During his address at the unveiling, Wiley said, “Honestly, this makes me think more about where this story starts. The story starts with going to Virginia, of course, and seeing the monuments that line the streets. But it’s also about being in this black body. I’m a black man walking those streets, I’m looking up at those things that give me a sense of dread and fear. What does that feel like physically, to walk a public space and to have your state, your country, your nation say ‘this is what we stand by’? No! We want more, we demand more. We creative people create more, and today we say yes to something that looks like us. We say yes to inclusivity, we say yes to broader notions of what it means to be an American.”

Rumors of War will be on view in Times Square for two months. After leaving New York, the statue will be permanently installed in Richmond, Virginia.

FOR THE PEOPLE OF THE BAHAMAS . . . Some weeks ago, Father Gerth invited members of the parish community to pray for and to consider making a donation to help the people of the Bahamas in the aftermath of Hurricane Dorian. This week we received another call to respond to the needs of the Bahamian people from the Bishop of New York. Donations may be made to Episcopal Relief and Development, or to the Bahamas Recovery Fund of the Diocese of New York. News of conditions in the Bahamas is available at the websites of the Nassau Guardian and the Bahamas Press.

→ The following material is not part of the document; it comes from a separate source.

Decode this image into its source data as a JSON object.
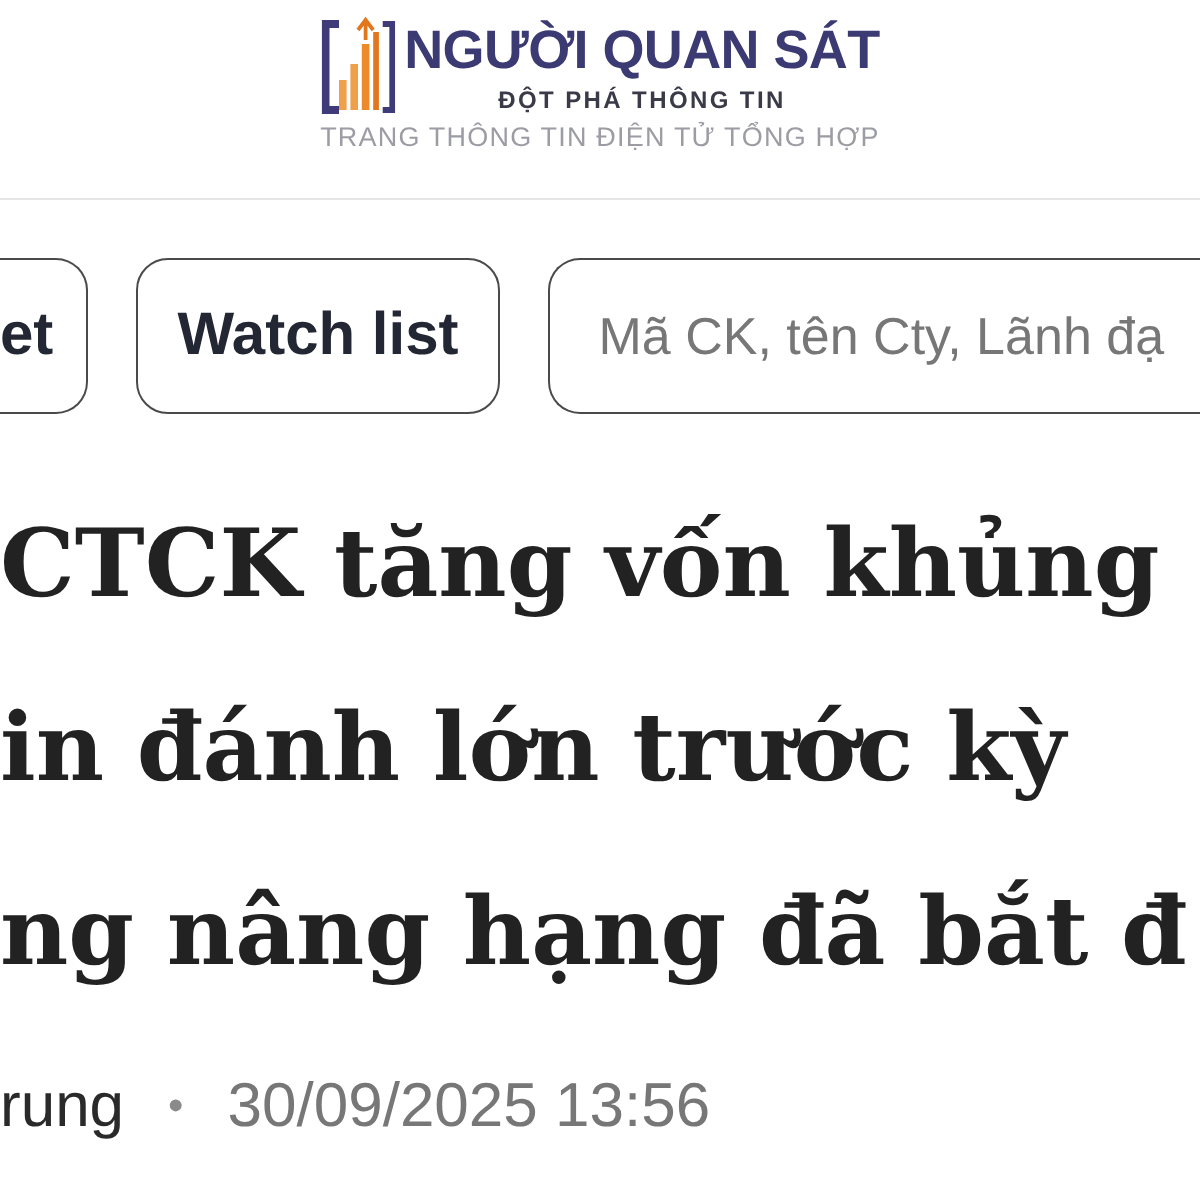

San Martin y el mendigo  (c. 1599) by El Greco, National Gallery of Art, Washington, D.C.

San Martin y el mendigo (c. 1599) by El Greco, National Gallery of Art, Washington, D.C.

OUTREACH AT SAINT MARY’S . . . Our next Drop-in Day will take place Wednesday, October 16, from 2:00 to 4:00 PM, in the Mission House basement. On those Wednesdays when a Drop-in Day does not take place, we continue to offer our Grab-and-Go days—from 2:00 to 3:00 PM—in the former Gift Shop off the church Narthex. On those days, basic, even emergency, items can normally be provided—socks, underwear, toiletry articles, and, in the winter months, cold-weather clothing. Please contact Brother Damien if you would like to donate cash, clothing, or toiletry articles, or to volunteer for this important ministry. We have a particular need at the moment for cooler weather clothing: gently used jackets, coats and sweatshirts of varying weights, jeans, slacks and sweatpants. We always need new socks and underwear in various sizes. Our number of guests continues to grow, and we are always grateful for your financial contributions to this project. We can also use a few more volunteers for our once per month drop-in days. We invite you to come see the difference we're making, or talk to us at our table in Saint Joseph's Hall at the Guild Fair on Sunday, October 20. . . We continue to receive donations of canned goods and other nonperishable food items for the Saint Clement’s Food Pantry. Donations may be placed in the basket next to the Ushers’ Table at the Forty-sixth Street entrance to the church.

THANK YOU . . . Because of the vicissitudes of the calendar and the clergy schedule, I have been away from the parish this year for much of September. I am grateful to the rector and my clergy colleagues; to the friars and to the members of the staff; and to Marie Rosseels, chair, of the stewardship committee and to the committee’s other members, all of whom took care of so many things while I was away. E-mail is a mixed blessing, but it allowed us to communicate while I was away. I am grateful to everyone who so patiently worked with me in that way during my time away, while also giving me the space to have some vacation. —Jay Smith

This Week’s Calendar of Services
The Complete Calendar of Services